What you are asked to do: Tally the lines of the data that include the word "HVILSTED". Only the number is to be returned.

#### Supplied records

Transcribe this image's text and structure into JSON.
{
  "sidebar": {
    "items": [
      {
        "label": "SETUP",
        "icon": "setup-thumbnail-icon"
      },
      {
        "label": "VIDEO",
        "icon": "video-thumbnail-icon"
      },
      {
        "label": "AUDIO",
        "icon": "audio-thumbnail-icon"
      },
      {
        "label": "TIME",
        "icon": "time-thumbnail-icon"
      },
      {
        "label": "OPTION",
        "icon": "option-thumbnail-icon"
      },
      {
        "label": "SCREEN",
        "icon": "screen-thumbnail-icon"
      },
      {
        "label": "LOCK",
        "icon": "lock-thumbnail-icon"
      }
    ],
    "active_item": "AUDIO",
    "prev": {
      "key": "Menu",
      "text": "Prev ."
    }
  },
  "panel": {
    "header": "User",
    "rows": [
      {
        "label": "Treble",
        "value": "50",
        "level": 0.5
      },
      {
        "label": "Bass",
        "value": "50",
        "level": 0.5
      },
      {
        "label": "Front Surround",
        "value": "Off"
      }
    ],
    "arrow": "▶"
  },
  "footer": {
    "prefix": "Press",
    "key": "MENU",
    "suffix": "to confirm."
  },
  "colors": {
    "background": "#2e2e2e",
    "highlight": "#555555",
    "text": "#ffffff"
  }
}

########
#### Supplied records

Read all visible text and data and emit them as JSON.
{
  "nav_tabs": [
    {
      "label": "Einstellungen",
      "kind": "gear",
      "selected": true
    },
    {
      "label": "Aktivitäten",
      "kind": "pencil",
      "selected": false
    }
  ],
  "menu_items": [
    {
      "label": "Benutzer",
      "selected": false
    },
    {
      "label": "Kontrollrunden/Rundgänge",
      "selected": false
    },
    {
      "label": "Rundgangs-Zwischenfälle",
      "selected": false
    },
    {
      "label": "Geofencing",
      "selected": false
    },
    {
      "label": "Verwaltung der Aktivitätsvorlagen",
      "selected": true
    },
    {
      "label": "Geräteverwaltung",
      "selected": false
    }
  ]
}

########
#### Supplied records

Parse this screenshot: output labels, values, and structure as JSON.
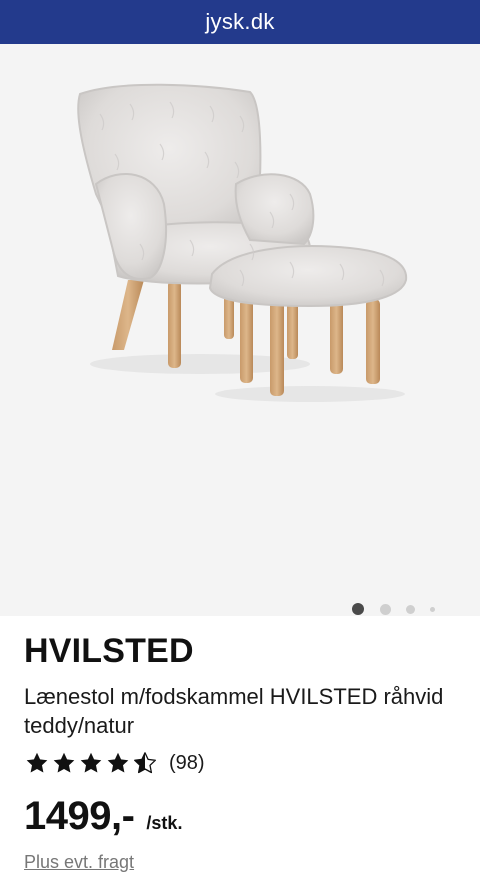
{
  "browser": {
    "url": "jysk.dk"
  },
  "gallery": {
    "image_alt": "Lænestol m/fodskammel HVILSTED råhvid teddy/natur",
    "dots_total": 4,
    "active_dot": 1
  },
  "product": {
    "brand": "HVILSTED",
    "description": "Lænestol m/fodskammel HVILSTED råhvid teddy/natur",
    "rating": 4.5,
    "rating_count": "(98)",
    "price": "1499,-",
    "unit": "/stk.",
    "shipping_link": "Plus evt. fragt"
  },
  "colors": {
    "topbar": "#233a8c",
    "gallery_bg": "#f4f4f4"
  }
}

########

Solution for this problem: 3